The group proceeded to march for 2.5 miles, before circling back to the school where they kneeled, lit candles and held an 8 minute and 46 second moment of silence, Converse said. That’s how long George Floyd was pinned under the knee of a Minnesota police officer during his arrest and death on May 25.
“We all sang “Amazing Grace” together, which was kind of a cool little ender and then it started raining and everyone went home,” Converse said. “It was crazy. I feel like I kind of blacked out during the whole thing.”
Leading up to the event, some residents in the community resisted the idea of a march, she said. They were worried that it would go through the downtown core and businesses could be looted.
“There is just a lot of tension right now and in this small valley,” Converse said. “I feel like Leavenworth has always had the privilege to hear about what’s going on in the world and kind of look the other way and say, ‘Oh this doesn’t really concern us.’”
The march was met with some mixed reactions from onlookers, Murphy said.
“A lot of people just standing in their yards with crossed arms, not saying anything, just glaring at us,” Murphy said.
But on Saturday, Murphy felt so supported and appreciated the amazing turnout for the event that started with her Instagram post. Her husband grew up in Leavenworth and said he’d never seen anything like it in his entire life.

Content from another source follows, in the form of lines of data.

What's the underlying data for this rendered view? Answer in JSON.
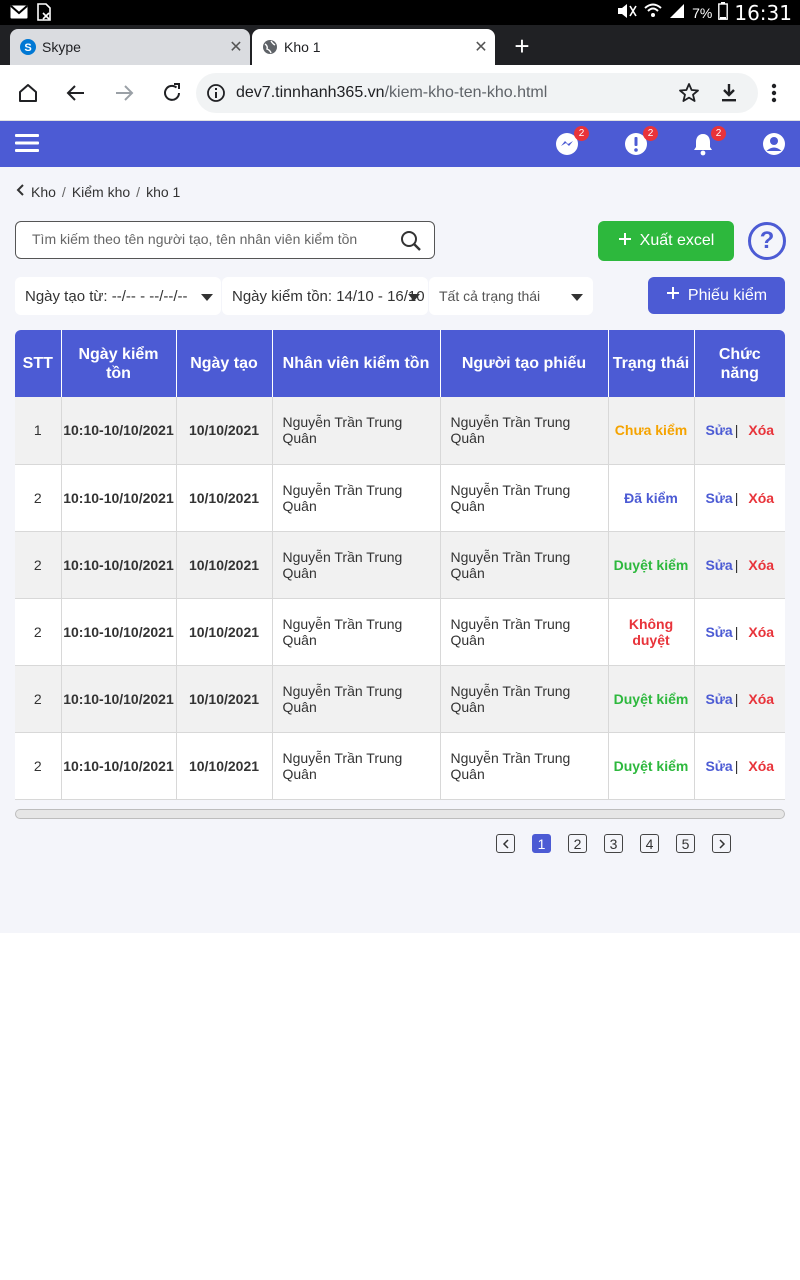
{
  "statusbar": {
    "battery": "7%",
    "time": "16:31"
  },
  "tabs": [
    {
      "title": "Skype",
      "icon": "skype-icon"
    },
    {
      "title": "Kho 1",
      "icon": "globe-icon"
    }
  ],
  "address": {
    "domain": "dev7.tinnhanh365.vn",
    "path": "/kiem-kho-ten-kho.html"
  },
  "header": {
    "badges": {
      "messenger": "2",
      "alert": "2",
      "bell": "2"
    }
  },
  "breadcrumb": {
    "items": [
      "Kho",
      "Kiểm kho",
      "kho 1"
    ]
  },
  "search": {
    "placeholder": "Tìm kiếm theo tên người tạo, tên nhân viên kiểm tồn"
  },
  "actions": {
    "excel_label": "Xuất excel",
    "help_label": "?",
    "add_label": "Phiếu kiểm"
  },
  "filters": {
    "created_label": "Ngày tạo từ:  --/-- - --/--/--",
    "checked_label": "Ngày kiểm tồn: 14/10 - 16/10",
    "status_label": "Tất cả trạng thái"
  },
  "table": {
    "columns": [
      "STT",
      "Ngày kiểm tồn",
      "Ngày tạo",
      "Nhân viên kiểm tồn",
      "Người tạo phiếu",
      "Trạng thái",
      "Chức năng"
    ],
    "edit_label": "Sửa",
    "delete_label": "Xóa",
    "rows": [
      {
        "stt": "1",
        "check_date": "10:10-10/10/2021",
        "created": "10/10/2021",
        "staff": "Nguyễn Trần Trung Quân",
        "creator": "Nguyễn Trần Trung Quân",
        "status": "Chưa kiểm",
        "status_color": "#f5a300"
      },
      {
        "stt": "2",
        "check_date": "10:10-10/10/2021",
        "created": "10/10/2021",
        "staff": "Nguyễn Trần Trung Quân",
        "creator": "Nguyễn Trần Trung Quân",
        "status": "Đã kiểm",
        "status_color": "#4c5bd4"
      },
      {
        "stt": "2",
        "check_date": "10:10-10/10/2021",
        "created": "10/10/2021",
        "staff": "Nguyễn Trần Trung Quân",
        "creator": "Nguyễn Trần Trung Quân",
        "status": "Duyệt kiểm",
        "status_color": "#2db83d"
      },
      {
        "stt": "2",
        "check_date": "10:10-10/10/2021",
        "created": "10/10/2021",
        "staff": "Nguyễn Trần Trung Quân",
        "creator": "Nguyễn Trần Trung Quân",
        "status": "Không duyệt",
        "status_color": "#e8333a"
      },
      {
        "stt": "2",
        "check_date": "10:10-10/10/2021",
        "created": "10/10/2021",
        "staff": "Nguyễn Trần Trung Quân",
        "creator": "Nguyễn Trần Trung Quân",
        "status": "Duyệt kiểm",
        "status_color": "#2db83d"
      },
      {
        "stt": "2",
        "check_date": "10:10-10/10/2021",
        "created": "10/10/2021",
        "staff": "Nguyễn Trần Trung Quân",
        "creator": "Nguyễn Trần Trung Quân",
        "status": "Duyệt kiểm",
        "status_color": "#2db83d"
      }
    ]
  },
  "pagination": {
    "pages": [
      "1",
      "2",
      "3",
      "4",
      "5"
    ],
    "current": "1"
  },
  "colors": {
    "primary": "#4c5bd4",
    "success": "#2db83d",
    "danger": "#e8333a",
    "warning": "#f5a300"
  }
}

“I feel glad that my post about living here in this town sparked a protest that sparked 1,300 people to come out and walk,” she said.